What do you hope people will take from your images?
I hope people will see something they hadn’t noticed before, or see something familiar in a new way. That is the best I could ever hope for.
What challenges do you face as an artist?
Distraction! I am the most easily distracted person I know. This is why I am always working on at least five different projects at once. So the good part is my creative energy is always full steam ahead. The bad part is that it’s also full steam sideways. Over here, over there.
Is there one thing that you would like to tell people about your creative process?

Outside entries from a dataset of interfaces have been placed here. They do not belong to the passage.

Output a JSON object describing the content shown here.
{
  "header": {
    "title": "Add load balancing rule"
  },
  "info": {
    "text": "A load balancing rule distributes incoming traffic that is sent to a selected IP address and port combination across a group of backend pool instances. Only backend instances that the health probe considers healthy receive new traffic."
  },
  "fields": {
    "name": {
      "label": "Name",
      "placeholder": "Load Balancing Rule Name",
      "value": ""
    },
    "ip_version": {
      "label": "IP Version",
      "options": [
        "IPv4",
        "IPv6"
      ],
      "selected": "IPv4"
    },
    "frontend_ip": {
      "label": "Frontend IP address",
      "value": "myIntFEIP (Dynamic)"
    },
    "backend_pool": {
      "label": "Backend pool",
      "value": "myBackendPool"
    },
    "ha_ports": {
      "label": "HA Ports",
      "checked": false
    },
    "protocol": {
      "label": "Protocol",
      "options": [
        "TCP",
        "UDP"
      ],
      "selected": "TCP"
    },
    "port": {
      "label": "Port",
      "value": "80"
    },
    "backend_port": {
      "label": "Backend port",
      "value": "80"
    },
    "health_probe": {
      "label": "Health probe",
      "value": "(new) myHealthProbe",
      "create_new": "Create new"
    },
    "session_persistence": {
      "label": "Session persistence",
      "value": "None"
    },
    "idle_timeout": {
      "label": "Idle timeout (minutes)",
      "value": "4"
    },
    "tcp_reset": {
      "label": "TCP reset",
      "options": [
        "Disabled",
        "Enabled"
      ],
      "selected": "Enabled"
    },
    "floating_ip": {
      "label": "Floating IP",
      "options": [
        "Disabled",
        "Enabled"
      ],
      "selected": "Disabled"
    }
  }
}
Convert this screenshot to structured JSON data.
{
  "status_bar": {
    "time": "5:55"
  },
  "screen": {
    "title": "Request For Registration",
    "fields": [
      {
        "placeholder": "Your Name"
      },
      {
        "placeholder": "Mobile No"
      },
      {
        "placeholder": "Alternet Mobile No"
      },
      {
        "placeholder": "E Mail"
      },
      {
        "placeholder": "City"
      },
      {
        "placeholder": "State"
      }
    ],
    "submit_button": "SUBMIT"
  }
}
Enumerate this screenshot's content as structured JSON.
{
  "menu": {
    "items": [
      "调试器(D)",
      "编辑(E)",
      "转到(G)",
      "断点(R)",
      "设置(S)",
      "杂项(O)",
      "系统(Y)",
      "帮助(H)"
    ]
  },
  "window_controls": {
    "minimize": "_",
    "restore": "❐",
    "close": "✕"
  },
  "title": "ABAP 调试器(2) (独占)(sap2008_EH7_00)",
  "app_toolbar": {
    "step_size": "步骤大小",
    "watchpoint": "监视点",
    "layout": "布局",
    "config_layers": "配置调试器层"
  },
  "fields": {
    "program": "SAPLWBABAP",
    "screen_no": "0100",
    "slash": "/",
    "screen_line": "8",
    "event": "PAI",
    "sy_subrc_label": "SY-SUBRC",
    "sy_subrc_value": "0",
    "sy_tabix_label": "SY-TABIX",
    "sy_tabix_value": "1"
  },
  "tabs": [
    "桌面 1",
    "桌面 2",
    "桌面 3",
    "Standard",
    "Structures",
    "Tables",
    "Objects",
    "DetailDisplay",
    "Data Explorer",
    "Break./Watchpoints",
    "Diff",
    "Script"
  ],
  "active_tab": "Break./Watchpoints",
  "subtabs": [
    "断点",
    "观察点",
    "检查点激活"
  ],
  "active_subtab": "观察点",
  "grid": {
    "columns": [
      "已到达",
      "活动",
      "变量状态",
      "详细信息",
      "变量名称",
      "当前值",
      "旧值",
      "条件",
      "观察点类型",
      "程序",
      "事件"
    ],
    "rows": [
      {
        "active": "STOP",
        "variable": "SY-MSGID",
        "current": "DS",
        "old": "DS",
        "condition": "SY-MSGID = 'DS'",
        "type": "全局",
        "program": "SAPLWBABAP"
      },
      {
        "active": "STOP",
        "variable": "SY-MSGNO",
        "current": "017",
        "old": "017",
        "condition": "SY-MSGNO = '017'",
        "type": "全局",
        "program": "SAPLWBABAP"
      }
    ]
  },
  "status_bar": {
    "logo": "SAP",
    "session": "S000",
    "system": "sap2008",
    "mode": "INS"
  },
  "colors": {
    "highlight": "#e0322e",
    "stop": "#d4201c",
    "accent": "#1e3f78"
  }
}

I always feel that my work is a collaboration. I start with an idea, image, or phrase, and then get started. But along the way I take the time to observe what’s happening in the work. I let it tell me what it wants to be.
What is next?
I will be expanding my Dynamic Range series, and I’m so in love with this project. I am especially happy with my experiments in printmaking and sculptural forms. I also have a few artist books that I’m excited about, and I will start getting some of those out into the world in 2016.
Please tell us about one of your books.
Third Person was released only recently, and is a self-published volume of images I shot on 35mm black and white film. There is no text except a brief quote at the back:
“Events in our lives happen in a sequence in time, but in their significance to ourselves they find their own order, a timetable not necessarily – perhaps not possibly – chronological. The time as we know it subjectively is often the chronology that stories and novels follow: it is the continuous thread of revelation.”- Eudora Welty
I am curious about the different ways we use photography to mediate experience, and Third Person uses the conventions of the snapshot as a way to gather, but not necessarily discern, information. I used my flash and shot into the dark, often having no idea what I would find. I began this project in Beijing, and used my camera as a kind of probe, or divining rod. It was like magic when I processed the film. This book combines images from China and Minneapolis, and examines how we struggle to decode signals from our surroundings.
Beth was awarded a 2016 Artist Initiative Grant from the Minnesota State Arts Board. She will use this money to expand The Dynamic Range, using Lake Superior for her source images.
Thank you Beth for sharing your work with us. To learn more about the work of Beth Dow please visit her site at, Beth Dow.
You can find out more about the book Third Person by clicking on the title.